You can see this in anime as well. When anime was first coming out in the 60s and even in the coming decades, it was common to draw black characters in the style of American 1930s darkie comedies. Also mimicking 1930s black stereotypes, black characters are seen as the comic relief when they are not being antagonists in sports anime. Even when you don’t have human characters the design origins are obvious. Jynx from Pokemon and Mr. Popo from the Dragonball series are pretty infamous for their controversial character designs . But even as recent as 2000s anime, you can still see some hints of that blackface design. For example in Shaman King you have the character, Joco, or as he is known in Japanese, Chocolove. Yes, that is literally his name. Chocolove  is an African character complete with big lips, afro, and a freakin’ cheetah as his spirit animal. He is another purely comedic character, and he is so incredibly awkward to watch on screen. Another common issue that I see of characters from Africa, is that their “primitive-ness” is heightened, as explained in this article which uses the example of a character named Bugnug in the manga Crying Freeman.
The good news is that with the growing popularity of anime and the tendency for anime to take place either in a fantasy setting or outside of Japan, the number of decently represented black characters is growing.

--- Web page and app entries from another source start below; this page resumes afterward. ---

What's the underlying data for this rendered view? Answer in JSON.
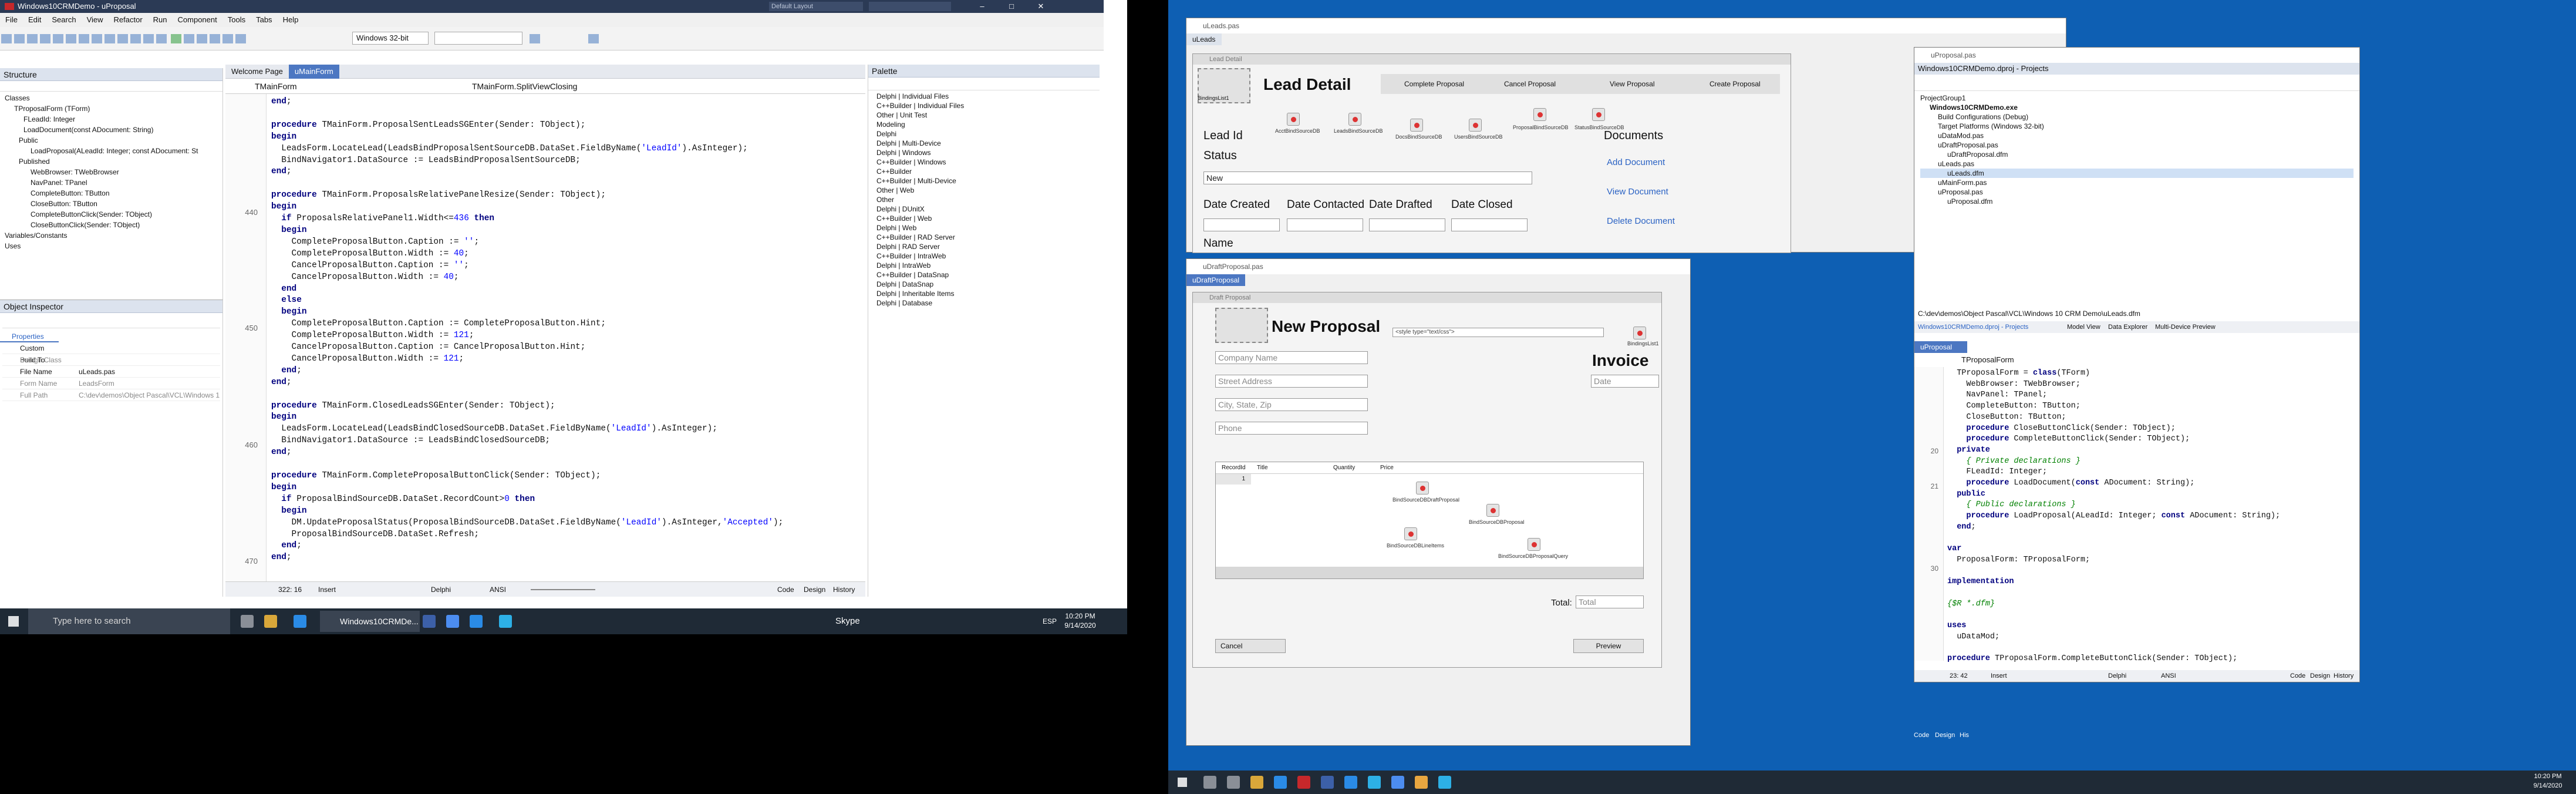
{
  "left": {
    "title": "Windows10CRMDemo - uProposal",
    "layout_select": "Default Layout",
    "menu": [
      "File",
      "Edit",
      "Search",
      "View",
      "Refactor",
      "Run",
      "Component",
      "Tools",
      "Tabs",
      "Help"
    ],
    "platform": "Windows 32-bit",
    "structure": {
      "title": "Structure",
      "rows": [
        "Classes",
        "TProposalForm (TForm)",
        "FLeadId: Integer",
        "LoadDocument(const ADocument: String)",
        "Public",
        "LoadProposal(ALeadId: Integer; const ADocument: St",
        "Published",
        "WebBrowser: TWebBrowser",
        "NavPanel: TPanel",
        "CompleteButton: TButton",
        "CloseButton: TButton",
        "CompleteButtonClick(Sender: TObject)",
        "CloseButtonClick(Sender: TObject)",
        "Variables/Constants",
        "Uses"
      ]
    },
    "object_inspector": {
      "title": "Object Inspector",
      "tab": "Properties",
      "rows": [
        [
          "Custom Build To",
          ""
        ],
        [
          "Design Class",
          ""
        ],
        [
          "File Name",
          "uLeads.pas"
        ],
        [
          "Form Name",
          "LeadsForm"
        ],
        [
          "Full Path",
          "C:\\dev\\demos\\Object Pascal\\VCL\\Windows 1"
        ]
      ]
    },
    "editor": {
      "tabs": [
        "Welcome Page",
        "uMainForm"
      ],
      "class_select": "TMainForm",
      "method_select": "TMainForm.SplitViewClosing",
      "line_numbers": [
        "440",
        "450",
        "460",
        "470"
      ],
      "status": {
        "pos": "322: 16",
        "mode": "Insert",
        "lang": "Delphi",
        "enc": "ANSI"
      },
      "bottom_tabs": [
        "Code",
        "Design",
        "History"
      ]
    },
    "palette": {
      "title": "Palette",
      "items": [
        "Delphi | Individual Files",
        "C++Builder | Individual Files",
        "Other | Unit Test",
        "Modeling",
        "Delphi",
        "Delphi | Multi-Device",
        "Delphi | Windows",
        "C++Builder | Windows",
        "C++Builder",
        "C++Builder | Multi-Device",
        "Other | Web",
        "Other",
        "Delphi | DUnitX",
        "C++Builder | Web",
        "Delphi | Web",
        "C++Builder | RAD Server",
        "Delphi | RAD Server",
        "C++Builder | IntraWeb",
        "Delphi | IntraWeb",
        "C++Builder | DataSnap",
        "Delphi | DataSnap",
        "Delphi | Inheritable Items",
        "Delphi | Database"
      ]
    },
    "taskbar": {
      "search": "Type here to search",
      "app": "Windows10CRMDe...",
      "skype": "Skype",
      "lang": "ESP",
      "time": "10:20 PM",
      "date": "9/14/2020"
    }
  },
  "right": {
    "leads_form": {
      "window_title": "uLeads.pas",
      "tab": "uLeads",
      "inner_title": "Lead Detail",
      "header": "Lead Detail",
      "image_label": "BindingsList1",
      "buttons": [
        "Complete Proposal",
        "Cancel Proposal",
        "View Proposal",
        "Create Proposal"
      ],
      "components": [
        "AcctBindSourceDB",
        "LeadsBindSourceDB",
        "DocsBindSourceDB",
        "UsersBindSourceDB",
        "ProposalBindSourceDB",
        "StatusBindSourceDB"
      ],
      "lead_id_label": "Lead Id",
      "status_label": "Status",
      "status_value": "New",
      "documents_label": "Documents",
      "links": [
        "Add Document",
        "View Document",
        "Delete Document"
      ],
      "date_labels": [
        "Date Created",
        "Date Contacted",
        "Date Drafted",
        "Date Closed"
      ],
      "name_label": "Name"
    },
    "proposal_form": {
      "window_title": "uDraftProposal.pas",
      "tab": "uDraftProposal",
      "inner_title": "Draft Proposal",
      "header": "New Proposal",
      "style_input": "<style type=\"text/css\">",
      "image_label": "BindingsList1",
      "invoice": "Invoice",
      "fields": [
        "Company Name",
        "Street Address",
        "City, State, Zip",
        "Phone"
      ],
      "date_placeholder": "Date",
      "grid_cols": [
        "RecordId",
        "Title",
        "Quantity",
        "Price"
      ],
      "grid_value": "1",
      "components": [
        "BindSourceDBDraftProposal",
        "BindSourceDBProposal",
        "BindSourceDBLineItems",
        "BindSourceDBProposalQuery"
      ],
      "total_label": "Total:",
      "total_placeholder": "Total",
      "cancel": "Cancel",
      "preview": "Preview"
    },
    "proj_window": {
      "window_title": "uProposal.pas",
      "projects_title": "Windows10CRMDemo.dproj - Projects",
      "tree": [
        "ProjectGroup1",
        "Windows10CRMDemo.exe",
        "Build Configurations (Debug)",
        "Target Platforms (Windows 32-bit)",
        "uDataMod.pas",
        "uDraftProposal.pas",
        "uDraftProposal.dfm",
        "uLeads.pas",
        "uLeads.dfm",
        "uMainForm.pas",
        "uProposal.pas",
        "uProposal.dfm"
      ],
      "path": "C:\\dev\\demos\\Object Pascal\\VCL\\Windows 10 CRM Demo\\uLeads.dfm",
      "tabs": [
        "Windows10CRMDemo.dproj - Projects",
        "Model View",
        "Data Explorer",
        "Multi-Device Preview"
      ],
      "editor_tab": "uProposal",
      "class_select": "TProposalForm",
      "line_numbers": [
        "20",
        "21",
        "30"
      ],
      "status": {
        "pos": "23: 42",
        "mode": "Insert",
        "lang": "Delphi",
        "enc": "ANSI"
      },
      "bottom_tabs": [
        "Code",
        "Design",
        "History"
      ]
    },
    "leads_bottom_tabs": [
      "Code",
      "Design",
      "His"
    ],
    "taskbar": {
      "time": "10:20 PM",
      "date": "9/14/2020"
    }
  }
}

Furthermore manga artists and animators alike are realizing that there are many more design options for said characters outside of the older blackface stereotype. I recommend checking out this article for examples of said characters, since the writer is a lot more thorough on the topic . That being said, even though black characters have been finding their place in the fantasy genre of anime, it’d be nice to see more black characters in real-life settings to give them a more grounded portrayal.
That’s all I have for today, so I’ll leave you until the next part in which I talk about when a token foreigner is not even foreign, in: “Westaboos and Half-Japanese Characters in Anime”.
 Which I get is a huge advantage in basketball, but they never mention any other skills that he has.
 In my own experience, I feel like most of Japan’s racism is not willful, but more along the lines of “really need to tell you something“.
 Ugh, I hate having to write that.
 The article also makes an interesting case for Bugnug’s character from Crying Freeman, since according to the writer it is the first anime/manga in which an Asian male and a black woman kiss.